The Come Up: You also busk as well right?
I do! It’s a great way to get rid of any lingering stage fright or other forms of being self conscious.
The Come Up: It is unique and awesome that you are known more for your live performances. Is there a reason you focus more on live music?
Kiva: I have a fear (or distaste) of recording so deep it may have subconsciously contributed to ending my last relationship (he was a sound mixer/master/producer.) Beyond that I just enjoy the ephemerality of performance and feeling immersed in a moment with the audience.
The Come Up: You once did an improvised song at Cafe Stritch’s Go Go Gong Show where you made an amazing song out of words people said in the crowd. *Do you remember the words that came from the crowd that you used?
Kiva: I do not recall, especially since I’ve wheeled that party trick out a handful of times since. However, I do remember the contents of the song were absolutely foul and shan’t be repeated.
*(Full disclosure this was a leading question. I know exactly what that topics she sang about that night and out of respect for Kiva’s privacy I will keep it to myself.)
The Come Up: I guess that’s a skill you develop from performing live and busking. As you know, we have comedians who perform between musical acts during The Come Up. Do you have any interests in comedy?
Kiva: I do, I’ve been gaining speed as a comedian, much more slowly since it’s a secondary interest, and because it’ll become a lot more feasible after I turn 21.
The Come Up: Do you have plans on releasing any music in the future?
Kiva: My goal for 2018 is to have an album by 2019.
The Come Up: What topics or subjects inspire your music?
Kiva: Heartbreak, self-doubt, desire. I like to take things that have happened to me and stitch them together with the thread of the common, cliché singer-songwriter themes.
The Come Up: Your musical style reminds me of Alabama Shakes, Hiatus Kaiyote, Hozier, and other soulful musicians who carry their music with raw, emotionally potent vocals and lyrics.
Kiva: Damn, thank you.
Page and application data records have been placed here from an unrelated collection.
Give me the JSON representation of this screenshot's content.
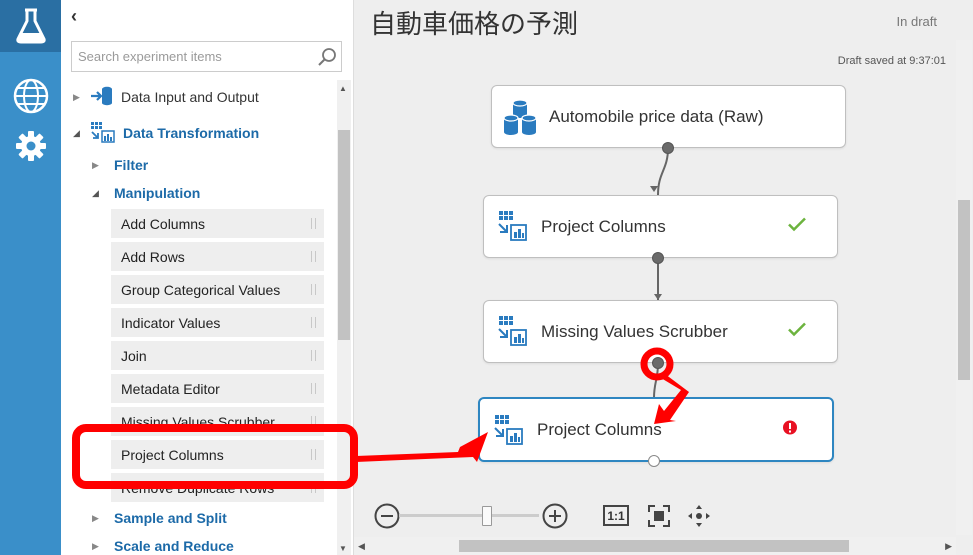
{
  "experiment": {
    "title": "自動車価格の予測",
    "status": "In draft",
    "saved": "Draft saved at 9:37:01"
  },
  "rail": {
    "items": [
      {
        "icon": "flask-icon",
        "active": true
      },
      {
        "icon": "globe-icon",
        "active": false
      },
      {
        "icon": "gear-icon",
        "active": false
      }
    ]
  },
  "palette": {
    "collapse_glyph": "‹",
    "search_placeholder": "Search experiment items",
    "categories": [
      {
        "label": "Data Input and Output",
        "expanded": false
      },
      {
        "label": "Data Transformation",
        "expanded": true
      }
    ],
    "subcategories": [
      {
        "label": "Filter",
        "expanded": false
      },
      {
        "label": "Manipulation",
        "expanded": true
      },
      {
        "label": "Sample and Split",
        "expanded": false
      },
      {
        "label": "Scale and Reduce",
        "expanded": false
      }
    ],
    "items": [
      "Add Columns",
      "Add Rows",
      "Group Categorical Values",
      "Indicator Values",
      "Join",
      "Metadata Editor",
      "Missing Values Scrubber",
      "Project Columns",
      "Remove Duplicate Rows"
    ]
  },
  "canvas": {
    "modules": [
      {
        "label": "Automobile price data (Raw)",
        "icon": "database-icon",
        "status": "none"
      },
      {
        "label": "Project Columns",
        "icon": "project-columns-icon",
        "status": "success"
      },
      {
        "label": "Missing Values Scrubber",
        "icon": "project-columns-icon",
        "status": "success"
      },
      {
        "label": "Project Columns",
        "icon": "project-columns-icon",
        "status": "error"
      }
    ],
    "zoom": {
      "fit_label": "1:1"
    }
  },
  "colors": {
    "rail": "#3a8fc9",
    "rail_active": "#2a6fa3",
    "accent": "#1c6aa8",
    "success": "#6cb33e",
    "error": "#e81123",
    "annotation": "#ff0000",
    "selected_border": "#2e86c1"
  }
}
Each of those artists are big influences.
The Come Up: What do you regularly listen to (or watch) that inspires your songwriting/composition?
Kiva: I read poetry, share stories by the campfire, and search for new music to cover to update my “toolbox” for writing my own songs. I’m mostly inspired by my own feelings and personal events, so I might watch a home video, have a little cry if I need to, and then start trying to pen something together.
The Come Up: I hated when people ask this question when I was a student. I still get this question and I still hate being asked it. So I’m going to ask you this question.
Kiva: I’m ready.
The Come Up: Okay fast forward to your senior year. You earn your degree. An engineering degree from one of the top schools in the country. Where do you go from there?
Kiva: I’m still considering moving to Ireland and working on music and film there, I just applied to a consulting accelerator, I might try to challenge Jeff Bezos for the throne in hand-to-hand combat over a waterfall. It’s really just about wherever the opportunities open up first.
The Come Up: You’re definitely an inspiration to me for your dedication to your studies and your many creative projects. What message do you have for young artists like yourself?
Kiva: First of all, thank you. In means a lot to me to know I inspire you, I can’t thank you enough for your support and for putting me on. Like I said earlier, part why I do this is because amazing, wonderful folks like you believe in me. To the young artists: never forget where you came from, practice humility, especially because you are asking to take up space, and use your singular, unique voice because it is your most abundant resource and simultaneously the most valuable.
The Come Up: Any advice for other artists who are also students?
Kiva: Do what you just to stay sane and to keep close to the whetstone, but don’t drop out. You’ve come too far to only come this far.
Kiva will be performing tonight at The Come Up 2: Electric Boogaloo tonight March 2nd at Uproar Brewing at 9pm. You can catch her at open local mics in the Bay Area.
As always, all photography was done by the enigmatic Leopoldo Macaya.